DAMN. is the fourth studio album from rapper Kendrick Lamar, which came out on April 14th, 2017, three years ago. Lamar has been heralded as one of the generation’s greatest musical minds from both critics, the underground, and the mainstream, earning him dozens of gold & platinum certifications as well as a Pulitzer Prize for this very album. 

DAMN. is perhaps Kendrick Lamar’s most commercial effort, and certainly his most commercially successful record. The smash-hit lead single “HUMBLE.” is now a whopping seven times platinum. The entire record is now triple platinum, and every song on it has at least one certification. 

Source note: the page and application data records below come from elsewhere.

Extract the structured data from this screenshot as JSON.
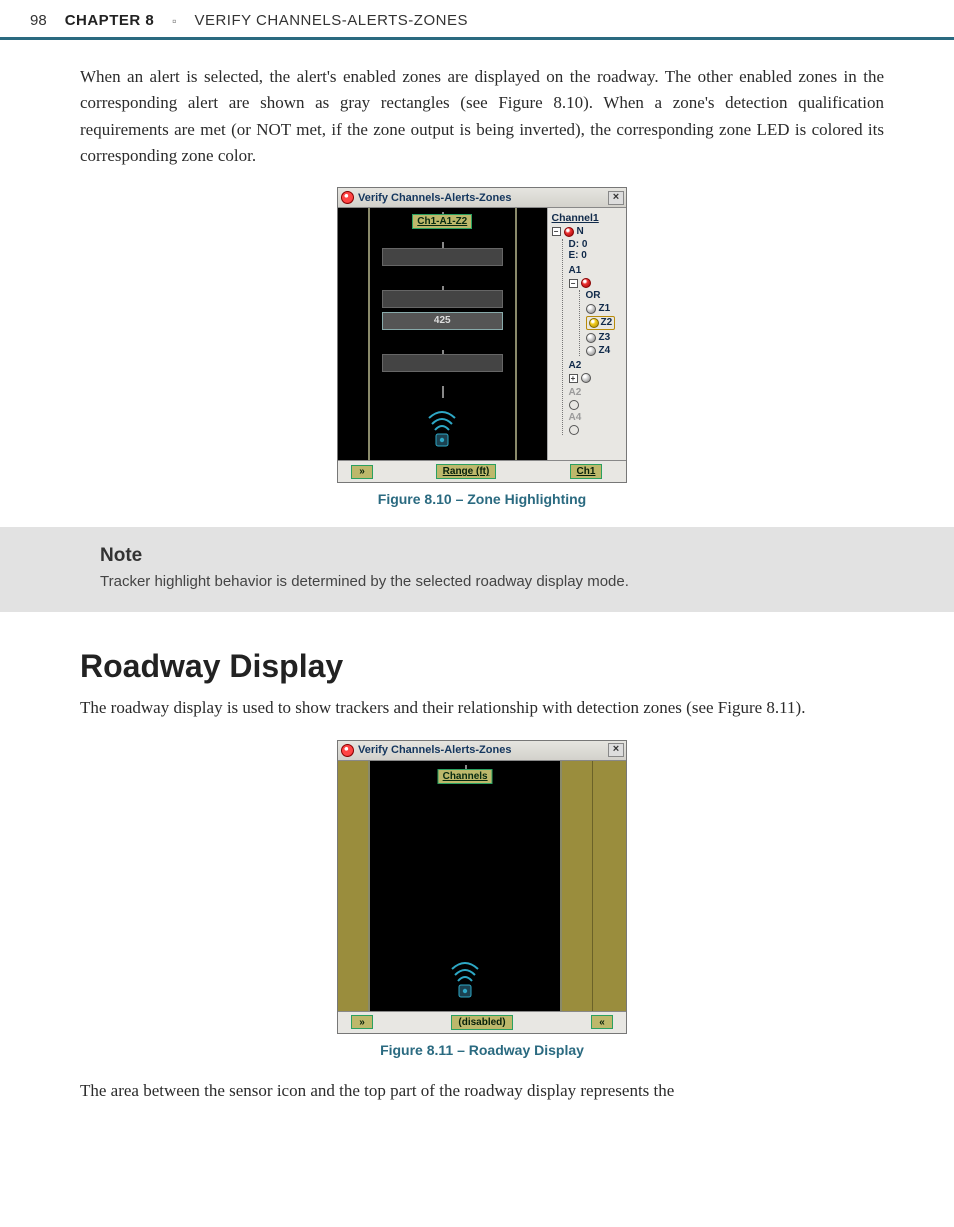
{
  "header": {
    "page_number": "98",
    "chapter_label": "CHAPTER 8",
    "separator": "▫",
    "chapter_title": "VERIFY CHANNELS-ALERTS-ZONES"
  },
  "para1": "When an alert is selected, the alert's enabled zones are displayed on the roadway. The other enabled zones in the corresponding alert are shown as gray rectangles (see Figure 8.10). When a zone's detection qualification requirements are met (or NOT met, if the zone output is being inverted), the corresponding zone LED is colored its corresponding zone color.",
  "fig810": {
    "title": "Verify Channels-Alerts-Zones",
    "close": "×",
    "chip_label": "Ch1-A1-Z2",
    "range_value": "425",
    "tree": {
      "head": "Channel1",
      "nflag": "N",
      "d": "D: 0",
      "e": "E: 0",
      "a1": "A1",
      "or": "OR",
      "z1": "Z1",
      "z2": "Z2",
      "z3": "Z3",
      "z4": "Z4",
      "a2": "A2",
      "a2dim": "A2",
      "a4dim": "A4"
    },
    "footer": {
      "expand": "»",
      "range": "Range (ft)",
      "ch": "Ch1"
    },
    "caption": "Figure 8.10 – Zone Highlighting"
  },
  "note": {
    "title": "Note",
    "body": "Tracker highlight behavior is determined by the selected roadway display mode."
  },
  "section_heading": "Roadway Display",
  "para2": "The roadway display is used to show trackers and their relationship with detection zones (see Figure 8.11).",
  "fig811": {
    "title": "Verify Channels-Alerts-Zones",
    "close": "×",
    "chip_label": "Channels",
    "footer": {
      "expand": "»",
      "disabled": "(disabled)",
      "collapse": "«"
    },
    "caption": "Figure 8.11 – Roadway Display"
  },
  "para3": "The area between the sensor icon and the top part of the roadway display represents the"
}
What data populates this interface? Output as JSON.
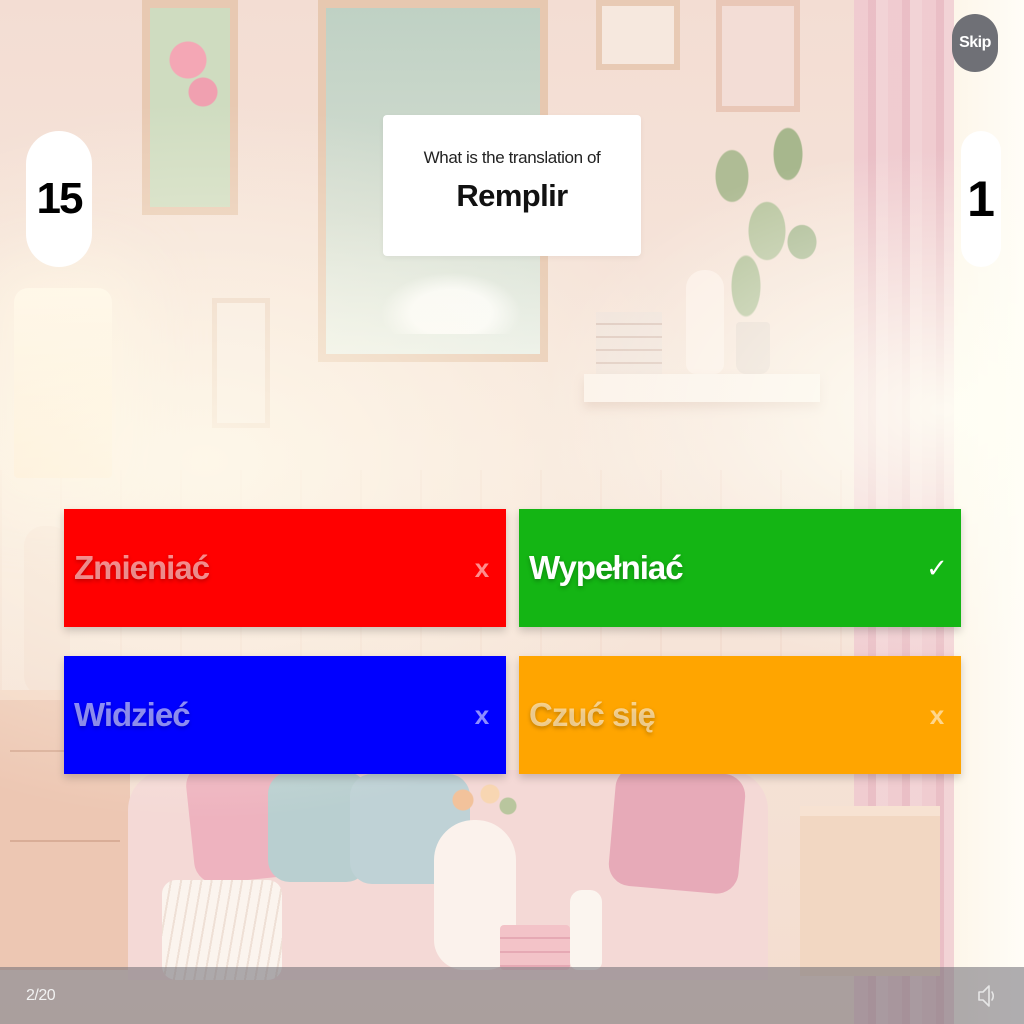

DAMN. is striking from one look at the cover, with a bold red “M” forming devil horns over the head of a downhearted Kendrick. This image gives us a greater sense of the music than any description could give. Kendrick feels more depressed and damned than ever, feeling as though nobody’s praying for him. The recurring line “ain’t nobody praying for me” could mean multiple things. It could mean that Kendrick doesn’t get enough real love and feels lonely and depressed because of it, or Kendrick believes that there isn’t enough God in people anymore, and people don’t have enough faith in their lives. This album is chock full of meaning (enough for an entire Dissect podcast series on it), and don’t let its commercial facade fool you. DAMN. is the most personal and painfully down-to-earth album in Kendrick Lamar’s outstanding oeuvre. 

The track “BLOOD.” kicks off the album with a dark, brooding story of Kendrick being shot while trying to help a blind woman. The track evokes the Book of Deuteronomy, which will play a major role throughout the album, and also introduces us to the duality of “wickedness” and “weakness,” challenging us to either choose our path or identify Kendrick’s path as you listen. 

This album is mainly about duality. Songs often transition from highs to lows, like the transition between the boastful “DNA.” and the introspective “YAH.,” and song titles often contradict, like “PRIDE.” and “HUMBLE.” or “LUST.” and “LOVE.” This duality is reflective of Kendrick’s astrological sign, the Gemini, which is noted for being volatile with dual personalities, something Kendrick has frequently alluded to in previous work. 

I, personally, do tend to look at this more as an album of individual tracks each addressing separate and significant feelings. Some of those standout tracks are the fiery “XXX.,” the abstract and lyrically potent “LUST.,” and “FEAR.,” a seven-minute epic that is undoubtedly the climax of the album and one of the best songs of Kendrick’s career. But one of the most intriguing things about DAMN. is the loose story it seems to tell. There’s a duality even to this album’s tracklist, with the chant “we gon’ put it in reverse!” on the final track urging us to consider the album in reverse order (the collector’s edition of this album even reversed the tracklist). Front-to-back, this seems like the story of Kendrick finding redemption in a dark place. But back-to-front, the album becomes a much darker story of a young black man succumbing to stereotypes and his “DNA.,” the album ending with a death instead of beginning with one. But the narratives, either way, always seemed a bit rickety to me. 

But that’s what’s so great about DAMN. It’s mix of popularity and ambiguity welcomes a ton of discussion. And while the narrative(s) may not be flawless, and some of the tracks can come off as too commercial, sacrificing some quality in a way Kendrick never did before, make no mistake that this is still one of the strongest collections of tracks in Lamar’s discography, and, over these past three years, has solidified its own, unique place in his stellar catalogue. 

  1. FEAR. 2. FEEL. 3. LUST. 4. XXX. FEAT. U2 5. DUCKWORTH. 6. PRIDE. 7. DNA. 8. ELEMENT. 9. YAH. 

Score: ~9/10